EXERCISE MATERIAL =
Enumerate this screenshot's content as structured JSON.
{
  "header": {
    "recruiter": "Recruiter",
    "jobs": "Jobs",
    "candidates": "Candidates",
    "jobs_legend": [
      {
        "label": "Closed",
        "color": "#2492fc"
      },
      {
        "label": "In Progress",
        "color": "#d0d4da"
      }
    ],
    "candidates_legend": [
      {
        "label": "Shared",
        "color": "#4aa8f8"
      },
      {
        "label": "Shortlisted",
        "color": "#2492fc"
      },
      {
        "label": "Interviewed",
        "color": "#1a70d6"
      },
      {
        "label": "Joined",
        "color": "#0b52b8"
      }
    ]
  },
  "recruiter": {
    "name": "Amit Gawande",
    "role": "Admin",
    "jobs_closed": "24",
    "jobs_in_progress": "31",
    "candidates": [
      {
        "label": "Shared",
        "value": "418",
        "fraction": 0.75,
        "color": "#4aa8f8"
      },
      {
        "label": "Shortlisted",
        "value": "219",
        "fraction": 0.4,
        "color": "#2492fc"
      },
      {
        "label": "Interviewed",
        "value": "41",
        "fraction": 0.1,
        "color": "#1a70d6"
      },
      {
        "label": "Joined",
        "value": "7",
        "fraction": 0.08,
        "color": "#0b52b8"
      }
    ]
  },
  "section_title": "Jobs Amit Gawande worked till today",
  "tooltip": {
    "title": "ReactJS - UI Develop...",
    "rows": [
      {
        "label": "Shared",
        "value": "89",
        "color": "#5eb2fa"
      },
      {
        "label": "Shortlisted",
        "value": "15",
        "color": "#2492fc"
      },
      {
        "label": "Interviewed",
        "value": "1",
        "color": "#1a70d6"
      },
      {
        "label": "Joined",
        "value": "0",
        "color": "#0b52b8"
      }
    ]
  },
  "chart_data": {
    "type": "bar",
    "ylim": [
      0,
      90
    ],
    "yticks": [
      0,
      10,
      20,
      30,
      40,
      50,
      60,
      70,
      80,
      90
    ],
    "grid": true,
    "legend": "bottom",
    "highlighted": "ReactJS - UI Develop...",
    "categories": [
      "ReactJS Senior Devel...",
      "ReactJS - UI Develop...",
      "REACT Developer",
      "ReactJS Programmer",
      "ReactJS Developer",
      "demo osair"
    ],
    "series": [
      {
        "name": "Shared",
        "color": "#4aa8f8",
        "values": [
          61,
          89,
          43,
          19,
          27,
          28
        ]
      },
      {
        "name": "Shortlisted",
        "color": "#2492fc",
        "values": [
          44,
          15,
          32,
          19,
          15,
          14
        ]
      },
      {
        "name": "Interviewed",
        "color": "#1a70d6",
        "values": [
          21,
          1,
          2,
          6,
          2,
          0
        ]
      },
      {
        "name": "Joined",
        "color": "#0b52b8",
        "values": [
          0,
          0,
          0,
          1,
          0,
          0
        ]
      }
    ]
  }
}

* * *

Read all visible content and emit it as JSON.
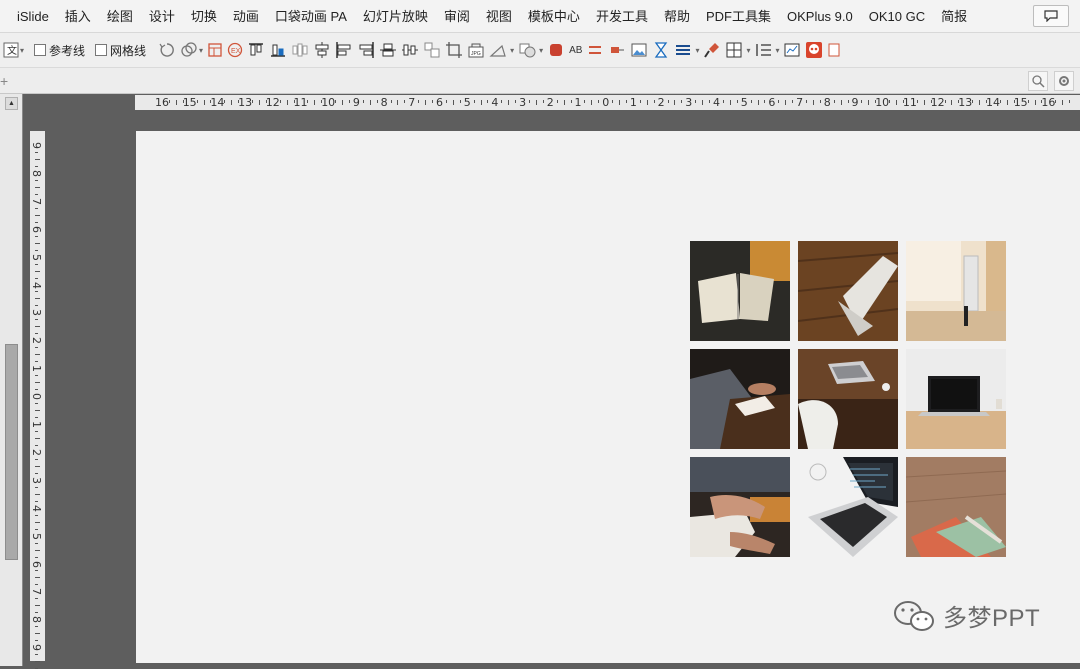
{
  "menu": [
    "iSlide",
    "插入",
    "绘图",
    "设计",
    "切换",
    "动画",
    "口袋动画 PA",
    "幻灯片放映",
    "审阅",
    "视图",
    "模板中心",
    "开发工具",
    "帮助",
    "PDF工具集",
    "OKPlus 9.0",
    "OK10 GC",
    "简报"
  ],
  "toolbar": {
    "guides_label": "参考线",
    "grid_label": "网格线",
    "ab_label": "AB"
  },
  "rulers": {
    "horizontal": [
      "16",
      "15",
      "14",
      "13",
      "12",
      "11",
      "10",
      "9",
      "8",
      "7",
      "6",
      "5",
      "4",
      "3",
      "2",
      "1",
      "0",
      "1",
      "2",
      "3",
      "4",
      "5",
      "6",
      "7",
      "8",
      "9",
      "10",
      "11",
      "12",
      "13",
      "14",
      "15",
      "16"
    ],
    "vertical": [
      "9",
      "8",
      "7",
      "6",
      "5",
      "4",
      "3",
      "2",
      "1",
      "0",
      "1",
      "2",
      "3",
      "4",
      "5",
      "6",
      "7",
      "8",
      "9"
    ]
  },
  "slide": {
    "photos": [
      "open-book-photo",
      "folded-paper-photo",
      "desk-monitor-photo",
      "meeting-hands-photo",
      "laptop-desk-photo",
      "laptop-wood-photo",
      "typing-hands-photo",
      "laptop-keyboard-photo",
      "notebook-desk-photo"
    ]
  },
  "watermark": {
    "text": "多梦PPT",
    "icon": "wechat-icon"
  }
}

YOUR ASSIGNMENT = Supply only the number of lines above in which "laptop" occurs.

RESULT BELOW = 3